(Originally published in ClickZ, January 2008) by Eric Picard
Earlier this month, JPMorgan analyst Imran Khan released a fascinating report called “Nothing But Net.” It’s a very insightful piece of analysis overall, but in one area Khan makes a similar mistake to one I keep hearing from numerous analysts. They seem to believe that all traditional media budgets will get eaten by digital media in the next few years. This doesn’t seem like a bad assumption. It sounds logical, after all.
But it’s completely wrong.
The report talks about dollars moving from local newspapers to online display advertising. It concludes that the trend will continue forward with ad dollars from local advertisers moving online because of diminishing distribution.
Another report I read from another analyst this year suggests that radio dollars will move to search.
Both of these conclusions are wrong. They miss motivational factors. Advertisers buy ads in a specific media because they believe it will give them something specific in return. And media tend not to be completely interchangeable. The idea that an advertiser who’s been spending money on radio will shift the budget to search is ludicrous; the goals and effects of running ads (let alone the methodologies) are completely different. And the idea that a local business will shift spending from a local newspaper to online display is similarly flawed.
I’m fairly certain the numbers used by J.P. Morgan’s analysts include classified ad revenue. Classifieds have been decimated in local ad spend, but display ads in local newspapers are probably just as strong as they have ever been, despite shrinking circulation. This is mainly because there are no alternatives for local businesses, including local affiliates of national brands (e.g., local auto dealers, quick-service restaurant franchises, national retailer locations, etc.), to reach their local audiences. Much of this has to do with creative production and the lack of online inventory that can be targeted locally.
National advertisers that buy in newspapers may well reallocate newspaper dollars to other media. But I’m betting the local spenders won’t. They really don’t have too many alternatives. They don’t have any way to build banner ads, and they’re unlikely to be able to get enough inventory in search to meet their needs. I see no evidence that local advertisers are moving dollars online — only the decline mentioned in the report, which I believe represents only classifieds and some national ad spend moving elsewhere.
There isn’t enough local inventory online to support shifting dollars. There’s really no mechanism for a small local advertiser to buy from the majors.
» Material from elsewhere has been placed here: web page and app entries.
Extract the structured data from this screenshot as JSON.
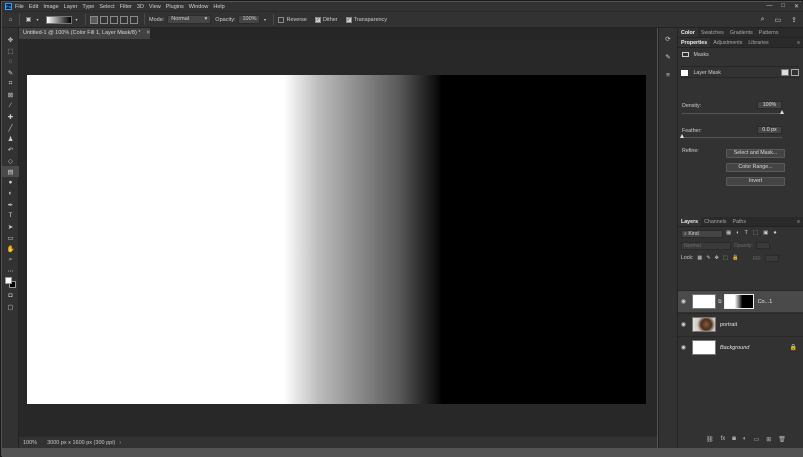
{
  "menu": {
    "logo": "Ps",
    "items": [
      "File",
      "Edit",
      "Image",
      "Layer",
      "Type",
      "Select",
      "Filter",
      "3D",
      "View",
      "Plugins",
      "Window",
      "Help"
    ],
    "window_controls": [
      "—",
      "□",
      "✕"
    ]
  },
  "options": {
    "mode_label": "Mode:",
    "mode_value": "Normal",
    "opacity_label": "Opacity:",
    "opacity_value": "100%",
    "reverse_label": "Reverse",
    "reverse_checked": false,
    "dither_label": "Dither",
    "dither_checked": true,
    "transparency_label": "Transparency",
    "transparency_checked": true
  },
  "document": {
    "tab_title": "Untitled-1 @ 100% (Color Fill 1, Layer Mask/8) *",
    "zoom": "100%",
    "info": "3000 px x 1600 px (300 ppi)",
    "status_arrow": "›"
  },
  "panels": {
    "top_tabs": [
      "Color",
      "Swatches",
      "Gradients",
      "Patterns"
    ],
    "props_tabs": [
      "Properties",
      "Adjustments",
      "Libraries"
    ],
    "masks_label": "Masks",
    "layer_mask_label": "Layer Mask",
    "density_label": "Density:",
    "density_value": "100%",
    "density_fraction": 1.0,
    "feather_label": "Feather:",
    "feather_value": "0.0 px",
    "feather_fraction": 0.0,
    "refine_label": "Refine:",
    "buttons": [
      "Select and Mask...",
      "Color Range...",
      "Invert"
    ]
  },
  "layers_panel": {
    "tabs": [
      "Layers",
      "Channels",
      "Paths"
    ],
    "filter_label": "Kind",
    "blend_mode": "Normal",
    "opacity_label": "Opacity:",
    "opacity_value": "100%",
    "lock_label": "Lock:",
    "fill_label": "Fill:",
    "fill_value": "100%",
    "layers": [
      {
        "name": "Co...1",
        "selected": true,
        "italic": false
      },
      {
        "name": "portrait",
        "selected": false,
        "italic": false
      },
      {
        "name": "Background",
        "selected": false,
        "italic": true,
        "locked": true
      }
    ]
  },
  "colors": {
    "ui_dark": "#323232",
    "pasteboard": "#282828",
    "accent": "#2fa3ff"
  }
}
Imagine this scenario: You’re a local auto dealer with $5,000 to spend annually, and you call Yahoo, MSN, and AOL. You request geotargeted inventory that will match the newspaper circulation numbers of some local designated marketing area (DMA). You won’t get a phone call or e-mail returned. There isn’t a sales force today set up to go after the local market at any of the majors online, so the salespeople you’re trying to engage with are the same ones handling national budgets that are significantly larger. If you were a salesperson on commission, whose call would you return: Ford’s national ad agency media buyer or the dealership ad manager at Sweeney’s Ford in Greenfield, MA?
Local newspaper ad spend on display ads is very unlikely to move online for the next few years. The reason is similar to why television didn’t drop for some time despite shrinking audiences. There just isn’t an alternative to reach the target audience that a small local business, even a local affiliate of a national brand, can take advantage of.
And newspapers are the only channel local advertisers can quickly and inexpensively switch out creative on a weekly or biweekly basis. This is very important to a local business with product inventory that it needs to move but differs week to week. Most newspapers will handle creative production and keep insertion orders open for the entire year for their local customers, which further facilitates this.
Local search has mainly solidified around mapping, which is great at taking advantage of people searching for a product in a local area but not for driving awareness of a sale or trying to create demand. And without a sales force and creative production resources to serve the local markets, it’s highly unlikely that much of the local inventory available within the online space will ever get sold to local businesses. The infrastructure is really set up for supporting national advertisers with localized creative.